Switzerland, once a proud supplier of mercenaries for numerous wars in Europe, has maintained a policy of armed neutrality for the last five centuries. It isn’t a member of any defense pacts and wasn’t even member of the United Nations until 2002. But it has an army of 150,000, the size of Austria’s, Belgium’s, Norway’s, Finland’s and Sweden’s armies combined.
Under Swiss law, all able-bodied males must take part in compulsory military service between the ages of 18 and 34. This comprises 18 to 21 weeks of basic training and further yearly refresher courses lasting 19 days. Senior officers may have to serve up to the age of 50 and spend more than twice as much time on army duty than ordinary recruits........
The military is also the cornerstone of the Swiss militia, which has a role similar to the National Guard in the US. Those in the army help civilian authorities and respond to natural disasters and other major events. Many continue helping society as volunteers after retiring from the service by joining the fire service, participating in local politics. or serving other public duties.

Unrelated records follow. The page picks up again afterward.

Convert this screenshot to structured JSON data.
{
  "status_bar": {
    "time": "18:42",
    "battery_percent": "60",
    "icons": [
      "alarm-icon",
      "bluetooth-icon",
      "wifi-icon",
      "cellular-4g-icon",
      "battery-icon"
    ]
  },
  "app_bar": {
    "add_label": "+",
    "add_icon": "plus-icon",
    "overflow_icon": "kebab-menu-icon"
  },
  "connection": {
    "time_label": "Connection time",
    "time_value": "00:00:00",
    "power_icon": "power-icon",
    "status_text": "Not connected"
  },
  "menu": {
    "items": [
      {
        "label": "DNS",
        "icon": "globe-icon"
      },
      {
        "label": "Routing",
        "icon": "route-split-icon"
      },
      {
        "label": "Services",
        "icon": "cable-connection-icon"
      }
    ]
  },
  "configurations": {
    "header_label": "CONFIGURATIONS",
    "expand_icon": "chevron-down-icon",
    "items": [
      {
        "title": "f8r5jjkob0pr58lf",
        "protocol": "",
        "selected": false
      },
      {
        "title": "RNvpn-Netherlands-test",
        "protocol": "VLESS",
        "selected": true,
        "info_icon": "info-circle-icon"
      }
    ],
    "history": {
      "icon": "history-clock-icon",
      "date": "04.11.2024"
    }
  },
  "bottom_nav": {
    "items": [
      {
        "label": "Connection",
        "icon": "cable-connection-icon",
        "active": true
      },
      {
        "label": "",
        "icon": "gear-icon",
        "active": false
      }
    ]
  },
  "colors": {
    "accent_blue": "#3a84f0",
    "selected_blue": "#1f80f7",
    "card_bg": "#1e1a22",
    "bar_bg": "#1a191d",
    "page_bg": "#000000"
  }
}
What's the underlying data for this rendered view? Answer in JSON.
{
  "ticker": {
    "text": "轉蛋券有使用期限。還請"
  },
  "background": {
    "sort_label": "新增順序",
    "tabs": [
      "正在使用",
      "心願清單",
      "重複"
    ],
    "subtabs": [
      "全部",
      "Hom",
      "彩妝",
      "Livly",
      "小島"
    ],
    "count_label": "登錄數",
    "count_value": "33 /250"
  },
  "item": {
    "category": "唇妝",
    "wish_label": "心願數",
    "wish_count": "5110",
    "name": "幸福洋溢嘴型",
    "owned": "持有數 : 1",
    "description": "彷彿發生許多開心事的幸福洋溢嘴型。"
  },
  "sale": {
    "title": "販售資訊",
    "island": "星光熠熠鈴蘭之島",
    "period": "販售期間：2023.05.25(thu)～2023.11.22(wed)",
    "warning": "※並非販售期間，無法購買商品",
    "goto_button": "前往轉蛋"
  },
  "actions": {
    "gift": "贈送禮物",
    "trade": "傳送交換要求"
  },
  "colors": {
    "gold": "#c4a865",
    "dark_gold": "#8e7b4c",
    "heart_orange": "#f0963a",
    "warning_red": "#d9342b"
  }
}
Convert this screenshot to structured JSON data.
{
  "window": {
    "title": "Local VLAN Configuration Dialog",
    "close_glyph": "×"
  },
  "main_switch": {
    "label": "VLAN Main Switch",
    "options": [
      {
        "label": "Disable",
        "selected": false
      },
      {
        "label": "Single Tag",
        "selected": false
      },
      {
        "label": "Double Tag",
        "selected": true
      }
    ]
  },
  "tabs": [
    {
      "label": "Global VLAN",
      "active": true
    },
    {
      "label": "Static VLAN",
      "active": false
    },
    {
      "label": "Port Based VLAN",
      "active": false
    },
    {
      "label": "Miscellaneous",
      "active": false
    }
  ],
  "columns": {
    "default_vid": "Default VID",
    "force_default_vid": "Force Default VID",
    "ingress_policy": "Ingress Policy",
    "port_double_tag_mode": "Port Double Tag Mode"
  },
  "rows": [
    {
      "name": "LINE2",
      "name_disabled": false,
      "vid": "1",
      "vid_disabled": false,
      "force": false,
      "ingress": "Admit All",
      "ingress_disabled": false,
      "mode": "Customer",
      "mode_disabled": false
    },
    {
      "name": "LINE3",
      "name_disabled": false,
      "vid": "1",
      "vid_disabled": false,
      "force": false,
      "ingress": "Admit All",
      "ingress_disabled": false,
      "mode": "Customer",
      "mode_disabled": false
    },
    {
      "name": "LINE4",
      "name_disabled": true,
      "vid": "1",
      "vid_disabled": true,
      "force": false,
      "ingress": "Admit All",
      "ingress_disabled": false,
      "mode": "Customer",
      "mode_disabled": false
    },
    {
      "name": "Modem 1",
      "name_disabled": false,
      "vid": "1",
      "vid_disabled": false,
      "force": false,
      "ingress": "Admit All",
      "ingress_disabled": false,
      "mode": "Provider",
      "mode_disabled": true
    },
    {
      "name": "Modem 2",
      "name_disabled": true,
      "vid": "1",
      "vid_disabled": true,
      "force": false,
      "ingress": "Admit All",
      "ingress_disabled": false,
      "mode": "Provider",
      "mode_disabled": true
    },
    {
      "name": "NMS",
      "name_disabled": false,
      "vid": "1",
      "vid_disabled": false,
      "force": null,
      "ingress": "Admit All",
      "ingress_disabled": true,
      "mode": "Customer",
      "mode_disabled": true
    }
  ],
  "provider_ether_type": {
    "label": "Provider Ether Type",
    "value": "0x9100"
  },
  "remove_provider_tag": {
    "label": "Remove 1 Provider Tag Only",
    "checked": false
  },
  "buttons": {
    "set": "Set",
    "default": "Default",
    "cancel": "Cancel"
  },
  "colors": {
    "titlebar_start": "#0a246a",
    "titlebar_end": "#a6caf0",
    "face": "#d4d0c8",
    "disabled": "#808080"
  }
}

However, there are plenty who see [Read maliciously label] military traditions as an expensive anachronism, which is no longer necessary. The pacifist Group for Switzerland without an Army (GSoA) has gathered the 100,000 signatures necessary to put their abolition proposal to a national referendum..........."
"GSoA, which has been campaigning against obligatory army service since 1982, argues that the country located in the heart of Europe doesn’t need big military firepower to protect itself and that a purely voluntary force would suffice. It criticizes conscription, which excludes Swiss women and disrupts study and work for men, costing an estimated $4.3 billion to the economy annually.
"Not everyone has time to play war," declares the GSoA campaign poster.........."
Sunday’s vote is not expected to go in favor of the GSoA. A survey by Swiss television in August revealed that 40 per cent of respondents would reject the initiative, with another 17 per cent leaning that way. The support for the military is particularly strong in the older generations, with 68 per cent of those over 65 opposing the initiative. Less than a third of Swiss people support the proposal.
“Switzerland needs an army,” says Jakob Büchler of the Christian Democrat Party (CVP), a member of the National Council, which rejected the initiative as cited by The Local. “We are a small country, we are a neutral country, and we are a country that isn’t in any defense alliances. We have to therefore organize our own defense and security ourselves, and that’s why we need an army.”
Opponents of the initiative fear that there won’t be enough volunteers for military service and Switzerland would then have to start a costly change to a professional army......"